* **Activity**:
Sort through the data and copy the lines holding the word "Välj".

* **Dataset content**:
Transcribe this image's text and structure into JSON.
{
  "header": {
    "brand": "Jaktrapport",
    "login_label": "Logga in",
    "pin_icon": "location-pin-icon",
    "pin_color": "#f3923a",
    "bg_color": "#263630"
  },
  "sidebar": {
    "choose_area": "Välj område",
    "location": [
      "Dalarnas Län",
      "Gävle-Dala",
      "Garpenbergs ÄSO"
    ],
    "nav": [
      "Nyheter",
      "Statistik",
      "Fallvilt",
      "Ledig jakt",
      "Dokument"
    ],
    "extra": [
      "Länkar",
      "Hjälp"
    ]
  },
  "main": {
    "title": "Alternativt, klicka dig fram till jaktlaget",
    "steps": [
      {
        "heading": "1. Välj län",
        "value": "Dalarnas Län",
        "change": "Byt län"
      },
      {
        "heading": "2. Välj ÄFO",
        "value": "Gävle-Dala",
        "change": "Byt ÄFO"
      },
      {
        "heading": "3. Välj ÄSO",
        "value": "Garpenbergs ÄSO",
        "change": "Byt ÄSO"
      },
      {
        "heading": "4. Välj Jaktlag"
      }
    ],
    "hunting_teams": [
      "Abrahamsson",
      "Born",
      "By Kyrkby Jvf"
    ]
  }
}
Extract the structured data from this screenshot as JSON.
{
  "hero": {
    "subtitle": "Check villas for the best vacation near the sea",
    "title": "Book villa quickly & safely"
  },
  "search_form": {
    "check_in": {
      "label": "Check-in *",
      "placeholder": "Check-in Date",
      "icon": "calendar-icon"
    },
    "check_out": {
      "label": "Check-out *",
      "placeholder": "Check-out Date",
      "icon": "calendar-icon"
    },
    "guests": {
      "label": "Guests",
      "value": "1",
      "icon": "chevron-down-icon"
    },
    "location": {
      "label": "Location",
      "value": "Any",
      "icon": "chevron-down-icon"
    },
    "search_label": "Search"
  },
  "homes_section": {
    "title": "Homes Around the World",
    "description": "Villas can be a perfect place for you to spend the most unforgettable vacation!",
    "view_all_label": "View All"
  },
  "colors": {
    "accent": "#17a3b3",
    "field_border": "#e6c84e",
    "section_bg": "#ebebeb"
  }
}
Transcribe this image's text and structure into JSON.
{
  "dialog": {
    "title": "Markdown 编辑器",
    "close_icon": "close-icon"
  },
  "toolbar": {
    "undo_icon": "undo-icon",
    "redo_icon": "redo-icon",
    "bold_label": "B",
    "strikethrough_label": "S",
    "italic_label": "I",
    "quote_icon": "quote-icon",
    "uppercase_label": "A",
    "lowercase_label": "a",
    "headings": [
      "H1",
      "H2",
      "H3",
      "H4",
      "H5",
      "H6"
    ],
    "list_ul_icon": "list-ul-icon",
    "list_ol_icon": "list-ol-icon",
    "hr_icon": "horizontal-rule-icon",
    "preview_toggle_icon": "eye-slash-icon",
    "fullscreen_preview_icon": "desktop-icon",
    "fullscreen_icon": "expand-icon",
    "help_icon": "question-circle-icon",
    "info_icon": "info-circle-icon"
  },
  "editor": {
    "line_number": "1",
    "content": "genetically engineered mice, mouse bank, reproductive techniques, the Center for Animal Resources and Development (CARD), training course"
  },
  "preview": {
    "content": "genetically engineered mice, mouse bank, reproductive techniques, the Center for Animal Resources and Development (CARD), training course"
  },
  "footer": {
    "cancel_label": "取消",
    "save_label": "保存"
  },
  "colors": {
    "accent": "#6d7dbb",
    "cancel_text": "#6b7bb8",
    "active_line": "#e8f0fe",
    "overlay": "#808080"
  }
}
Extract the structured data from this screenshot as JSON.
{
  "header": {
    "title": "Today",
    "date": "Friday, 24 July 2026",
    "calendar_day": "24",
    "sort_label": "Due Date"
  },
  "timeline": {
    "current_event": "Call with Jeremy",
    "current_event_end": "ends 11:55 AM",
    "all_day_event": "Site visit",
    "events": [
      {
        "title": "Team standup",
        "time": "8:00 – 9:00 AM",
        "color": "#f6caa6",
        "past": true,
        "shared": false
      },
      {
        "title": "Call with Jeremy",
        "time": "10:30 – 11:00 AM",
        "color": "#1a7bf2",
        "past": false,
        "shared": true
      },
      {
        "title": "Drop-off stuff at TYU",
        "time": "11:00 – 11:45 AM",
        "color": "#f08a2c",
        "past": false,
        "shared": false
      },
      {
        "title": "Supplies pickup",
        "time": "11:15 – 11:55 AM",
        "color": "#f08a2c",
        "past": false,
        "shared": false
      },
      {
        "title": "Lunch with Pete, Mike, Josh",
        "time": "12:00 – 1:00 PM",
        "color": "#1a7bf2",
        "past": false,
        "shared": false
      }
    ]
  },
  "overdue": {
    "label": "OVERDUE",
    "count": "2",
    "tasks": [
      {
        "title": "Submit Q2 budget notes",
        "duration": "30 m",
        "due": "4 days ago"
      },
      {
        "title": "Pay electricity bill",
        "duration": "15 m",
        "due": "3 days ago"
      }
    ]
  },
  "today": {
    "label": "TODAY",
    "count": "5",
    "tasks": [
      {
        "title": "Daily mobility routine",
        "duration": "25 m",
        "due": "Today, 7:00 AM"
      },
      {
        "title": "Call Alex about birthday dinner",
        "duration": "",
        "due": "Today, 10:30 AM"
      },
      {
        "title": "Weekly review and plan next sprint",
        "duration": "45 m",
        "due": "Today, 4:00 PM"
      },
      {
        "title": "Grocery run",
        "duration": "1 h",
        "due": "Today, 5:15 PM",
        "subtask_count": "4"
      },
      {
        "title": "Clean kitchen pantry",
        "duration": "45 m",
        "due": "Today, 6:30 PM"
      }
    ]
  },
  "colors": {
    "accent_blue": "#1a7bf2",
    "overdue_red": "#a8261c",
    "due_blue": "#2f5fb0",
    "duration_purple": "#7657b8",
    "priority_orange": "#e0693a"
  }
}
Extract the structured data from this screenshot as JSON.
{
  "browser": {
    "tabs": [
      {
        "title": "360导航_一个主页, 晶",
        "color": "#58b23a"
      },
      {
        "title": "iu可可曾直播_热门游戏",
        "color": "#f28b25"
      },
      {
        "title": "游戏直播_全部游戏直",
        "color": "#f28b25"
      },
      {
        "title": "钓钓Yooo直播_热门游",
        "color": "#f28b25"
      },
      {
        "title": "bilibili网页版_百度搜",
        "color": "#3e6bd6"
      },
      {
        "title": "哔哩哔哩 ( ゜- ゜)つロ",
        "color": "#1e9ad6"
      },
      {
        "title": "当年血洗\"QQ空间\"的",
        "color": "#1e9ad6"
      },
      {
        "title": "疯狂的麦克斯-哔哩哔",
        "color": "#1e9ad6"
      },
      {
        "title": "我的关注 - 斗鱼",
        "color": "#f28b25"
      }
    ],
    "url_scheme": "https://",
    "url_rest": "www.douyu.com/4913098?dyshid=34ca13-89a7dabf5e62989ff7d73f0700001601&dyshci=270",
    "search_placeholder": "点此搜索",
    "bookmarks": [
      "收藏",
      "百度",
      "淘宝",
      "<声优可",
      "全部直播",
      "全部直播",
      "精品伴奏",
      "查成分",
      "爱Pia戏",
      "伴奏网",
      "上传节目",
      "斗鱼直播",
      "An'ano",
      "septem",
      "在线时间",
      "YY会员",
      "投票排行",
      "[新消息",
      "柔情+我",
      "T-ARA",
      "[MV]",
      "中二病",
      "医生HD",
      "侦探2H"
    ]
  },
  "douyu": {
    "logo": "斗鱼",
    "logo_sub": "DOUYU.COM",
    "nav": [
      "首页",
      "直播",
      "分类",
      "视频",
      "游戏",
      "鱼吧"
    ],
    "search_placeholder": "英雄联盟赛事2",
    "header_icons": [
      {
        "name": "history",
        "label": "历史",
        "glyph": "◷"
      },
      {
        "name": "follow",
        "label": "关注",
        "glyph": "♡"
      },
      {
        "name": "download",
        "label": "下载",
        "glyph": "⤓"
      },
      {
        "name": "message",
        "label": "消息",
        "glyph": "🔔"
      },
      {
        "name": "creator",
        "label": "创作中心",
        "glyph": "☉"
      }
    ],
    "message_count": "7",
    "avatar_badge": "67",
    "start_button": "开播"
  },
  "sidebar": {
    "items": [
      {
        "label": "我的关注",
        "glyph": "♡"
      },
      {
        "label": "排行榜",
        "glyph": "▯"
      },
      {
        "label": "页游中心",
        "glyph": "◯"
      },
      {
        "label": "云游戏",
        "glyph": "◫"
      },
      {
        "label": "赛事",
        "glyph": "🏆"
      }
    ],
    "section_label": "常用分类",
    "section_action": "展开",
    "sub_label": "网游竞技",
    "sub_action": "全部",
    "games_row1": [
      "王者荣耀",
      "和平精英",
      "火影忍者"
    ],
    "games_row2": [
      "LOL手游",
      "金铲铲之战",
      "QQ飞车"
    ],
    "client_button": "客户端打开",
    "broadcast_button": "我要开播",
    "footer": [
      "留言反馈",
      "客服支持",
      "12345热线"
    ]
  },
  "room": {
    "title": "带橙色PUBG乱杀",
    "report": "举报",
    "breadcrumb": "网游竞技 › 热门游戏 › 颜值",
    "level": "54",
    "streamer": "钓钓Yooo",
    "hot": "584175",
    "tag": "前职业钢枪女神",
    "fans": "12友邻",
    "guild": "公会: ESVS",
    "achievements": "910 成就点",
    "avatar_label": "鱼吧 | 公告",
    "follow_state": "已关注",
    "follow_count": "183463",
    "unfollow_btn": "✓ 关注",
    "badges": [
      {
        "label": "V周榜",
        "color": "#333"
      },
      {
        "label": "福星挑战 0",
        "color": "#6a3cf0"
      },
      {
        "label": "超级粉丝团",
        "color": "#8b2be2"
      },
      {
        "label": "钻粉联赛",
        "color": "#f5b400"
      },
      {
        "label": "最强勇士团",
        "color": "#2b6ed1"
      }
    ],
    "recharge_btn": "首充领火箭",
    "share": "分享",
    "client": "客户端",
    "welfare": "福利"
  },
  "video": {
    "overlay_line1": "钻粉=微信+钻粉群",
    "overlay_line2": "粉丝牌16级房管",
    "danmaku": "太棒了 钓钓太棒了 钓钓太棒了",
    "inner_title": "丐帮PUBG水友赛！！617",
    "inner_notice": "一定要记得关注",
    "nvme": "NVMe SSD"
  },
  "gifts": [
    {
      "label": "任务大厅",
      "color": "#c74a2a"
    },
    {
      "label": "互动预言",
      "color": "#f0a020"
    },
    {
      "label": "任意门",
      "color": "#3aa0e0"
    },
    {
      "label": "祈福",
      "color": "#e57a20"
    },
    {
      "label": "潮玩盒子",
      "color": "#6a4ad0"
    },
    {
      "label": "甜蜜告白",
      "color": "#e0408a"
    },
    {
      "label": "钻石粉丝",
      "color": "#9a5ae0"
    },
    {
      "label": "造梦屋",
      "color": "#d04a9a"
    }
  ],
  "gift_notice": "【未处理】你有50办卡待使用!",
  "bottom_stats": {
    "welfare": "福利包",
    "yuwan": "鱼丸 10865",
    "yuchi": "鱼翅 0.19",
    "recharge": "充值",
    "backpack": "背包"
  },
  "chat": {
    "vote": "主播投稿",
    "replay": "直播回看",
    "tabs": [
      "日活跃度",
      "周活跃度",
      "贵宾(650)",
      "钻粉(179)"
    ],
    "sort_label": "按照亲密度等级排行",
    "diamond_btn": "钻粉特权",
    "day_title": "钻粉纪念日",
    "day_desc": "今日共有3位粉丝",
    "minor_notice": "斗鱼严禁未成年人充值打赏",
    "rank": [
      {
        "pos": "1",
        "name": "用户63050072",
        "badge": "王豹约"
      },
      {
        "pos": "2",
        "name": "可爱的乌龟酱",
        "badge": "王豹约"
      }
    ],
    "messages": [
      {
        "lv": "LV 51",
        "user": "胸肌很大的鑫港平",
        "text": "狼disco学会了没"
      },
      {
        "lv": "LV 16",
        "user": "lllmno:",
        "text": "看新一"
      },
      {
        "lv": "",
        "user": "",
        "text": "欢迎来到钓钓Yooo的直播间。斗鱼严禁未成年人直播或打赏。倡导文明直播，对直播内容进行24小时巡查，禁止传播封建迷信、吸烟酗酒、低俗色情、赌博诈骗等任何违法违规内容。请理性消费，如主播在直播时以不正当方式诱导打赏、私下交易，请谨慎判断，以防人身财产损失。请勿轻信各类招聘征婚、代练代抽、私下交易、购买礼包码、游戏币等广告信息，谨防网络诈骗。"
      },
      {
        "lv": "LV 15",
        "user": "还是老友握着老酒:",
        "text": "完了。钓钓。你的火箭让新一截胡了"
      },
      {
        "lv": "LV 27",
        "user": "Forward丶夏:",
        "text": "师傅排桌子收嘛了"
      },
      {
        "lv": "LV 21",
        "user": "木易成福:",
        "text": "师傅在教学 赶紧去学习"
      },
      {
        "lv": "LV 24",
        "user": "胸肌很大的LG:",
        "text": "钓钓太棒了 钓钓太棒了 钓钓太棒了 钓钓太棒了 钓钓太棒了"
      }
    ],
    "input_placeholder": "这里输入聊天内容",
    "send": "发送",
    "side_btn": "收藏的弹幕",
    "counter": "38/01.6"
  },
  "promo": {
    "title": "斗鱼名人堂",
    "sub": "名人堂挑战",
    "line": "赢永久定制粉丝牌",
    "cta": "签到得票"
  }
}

* **Output for this task**:
    "choose_area": "Välj område",
        "heading": "1. Välj län",
        "heading": "2. Välj ÄFO",
        "heading": "3. Välj ÄSO",
        "heading": "4. Välj Jaktlag"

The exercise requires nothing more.